EXERCISE BRIEF | Repeat every entry exactly. Pictures stay out.

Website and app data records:
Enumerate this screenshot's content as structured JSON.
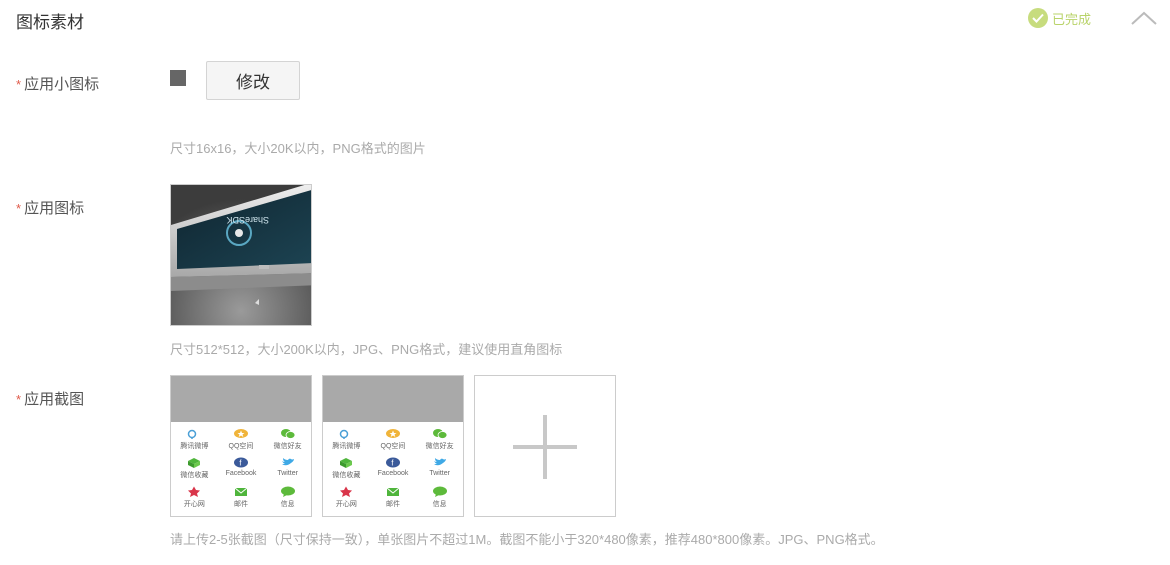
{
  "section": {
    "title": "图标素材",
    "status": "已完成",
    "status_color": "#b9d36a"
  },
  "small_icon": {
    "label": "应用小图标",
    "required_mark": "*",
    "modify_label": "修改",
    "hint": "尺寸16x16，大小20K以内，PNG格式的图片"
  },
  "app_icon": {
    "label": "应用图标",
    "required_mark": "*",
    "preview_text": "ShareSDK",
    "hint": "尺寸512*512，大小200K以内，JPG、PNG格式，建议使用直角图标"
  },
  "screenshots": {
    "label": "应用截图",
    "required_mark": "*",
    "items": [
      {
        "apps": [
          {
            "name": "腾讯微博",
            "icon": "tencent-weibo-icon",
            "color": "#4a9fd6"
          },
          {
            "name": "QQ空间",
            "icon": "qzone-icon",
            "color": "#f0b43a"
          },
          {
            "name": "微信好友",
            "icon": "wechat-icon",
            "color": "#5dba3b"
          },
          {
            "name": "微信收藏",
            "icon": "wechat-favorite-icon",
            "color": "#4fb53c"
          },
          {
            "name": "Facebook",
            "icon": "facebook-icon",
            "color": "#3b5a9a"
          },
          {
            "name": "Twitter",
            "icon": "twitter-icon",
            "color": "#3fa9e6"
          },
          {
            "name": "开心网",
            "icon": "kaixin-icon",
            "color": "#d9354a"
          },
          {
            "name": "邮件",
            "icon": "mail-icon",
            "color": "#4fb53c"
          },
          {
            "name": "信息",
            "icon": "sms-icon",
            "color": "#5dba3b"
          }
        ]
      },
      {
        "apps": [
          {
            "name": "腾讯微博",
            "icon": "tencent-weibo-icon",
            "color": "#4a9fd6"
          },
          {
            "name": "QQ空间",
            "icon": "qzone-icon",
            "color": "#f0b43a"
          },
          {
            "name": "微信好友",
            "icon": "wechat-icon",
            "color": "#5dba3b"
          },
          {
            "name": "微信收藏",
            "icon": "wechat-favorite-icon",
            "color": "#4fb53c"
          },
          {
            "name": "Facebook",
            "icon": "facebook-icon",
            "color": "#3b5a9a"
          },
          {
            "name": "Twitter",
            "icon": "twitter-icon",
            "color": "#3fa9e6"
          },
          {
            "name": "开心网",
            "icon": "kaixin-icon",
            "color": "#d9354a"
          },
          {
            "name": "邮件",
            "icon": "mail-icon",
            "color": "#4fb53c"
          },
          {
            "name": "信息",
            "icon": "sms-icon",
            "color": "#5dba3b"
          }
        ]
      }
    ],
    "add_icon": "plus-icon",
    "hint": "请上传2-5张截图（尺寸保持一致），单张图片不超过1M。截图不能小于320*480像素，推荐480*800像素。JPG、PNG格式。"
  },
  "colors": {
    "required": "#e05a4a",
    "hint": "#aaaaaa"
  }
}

YOUR SOLUTION |
Enumerate this screenshot's content as structured JSON.
{
  "section": {
    "title": "图标素材",
    "status": "已完成",
    "status_color": "#b9d36a"
  },
  "small_icon": {
    "label": "应用小图标",
    "required_mark": "*",
    "modify_label": "修改",
    "hint": "尺寸16x16，大小20K以内，PNG格式的图片"
  },
  "app_icon": {
    "label": "应用图标",
    "required_mark": "*",
    "preview_text": "ShareSDK",
    "hint": "尺寸512*512，大小200K以内，JPG、PNG格式，建议使用直角图标"
  },
  "screenshots": {
    "label": "应用截图",
    "required_mark": "*",
    "items": [
      {
        "apps": [
          {
            "name": "腾讯微博",
            "icon": "tencent-weibo-icon",
            "color": "#4a9fd6"
          },
          {
            "name": "QQ空间",
            "icon": "qzone-icon",
            "color": "#f0b43a"
          },
          {
            "name": "微信好友",
            "icon": "wechat-icon",
            "color": "#5dba3b"
          },
          {
            "name": "微信收藏",
            "icon": "wechat-favorite-icon",
            "color": "#4fb53c"
          },
          {
            "name": "Facebook",
            "icon": "facebook-icon",
            "color": "#3b5a9a"
          },
          {
            "name": "Twitter",
            "icon": "twitter-icon",
            "color": "#3fa9e6"
          },
          {
            "name": "开心网",
            "icon": "kaixin-icon",
            "color": "#d9354a"
          },
          {
            "name": "邮件",
            "icon": "mail-icon",
            "color": "#4fb53c"
          },
          {
            "name": "信息",
            "icon": "sms-icon",
            "color": "#5dba3b"
          }
        ]
      },
      {
        "apps": [
          {
            "name": "腾讯微博",
            "icon": "tencent-weibo-icon",
            "color": "#4a9fd6"
          },
          {
            "name": "QQ空间",
            "icon": "qzone-icon",
            "color": "#f0b43a"
          },
          {
            "name": "微信好友",
            "icon": "wechat-icon",
            "color": "#5dba3b"
          },
          {
            "name": "微信收藏",
            "icon": "wechat-favorite-icon",
            "color": "#4fb53c"
          },
          {
            "name": "Facebook",
            "icon": "facebook-icon",
            "color": "#3b5a9a"
          },
          {
            "name": "Twitter",
            "icon": "twitter-icon",
            "color": "#3fa9e6"
          },
          {
            "name": "开心网",
            "icon": "kaixin-icon",
            "color": "#d9354a"
          },
          {
            "name": "邮件",
            "icon": "mail-icon",
            "color": "#4fb53c"
          },
          {
            "name": "信息",
            "icon": "sms-icon",
            "color": "#5dba3b"
          }
        ]
      }
    ],
    "add_icon": "plus-icon",
    "hint": "请上传2-5张截图（尺寸保持一致），单张图片不超过1M。截图不能小于320*480像素，推荐480*800像素。JPG、PNG格式。"
  },
  "colors": {
    "required": "#e05a4a",
    "hint": "#aaaaaa"
  }
}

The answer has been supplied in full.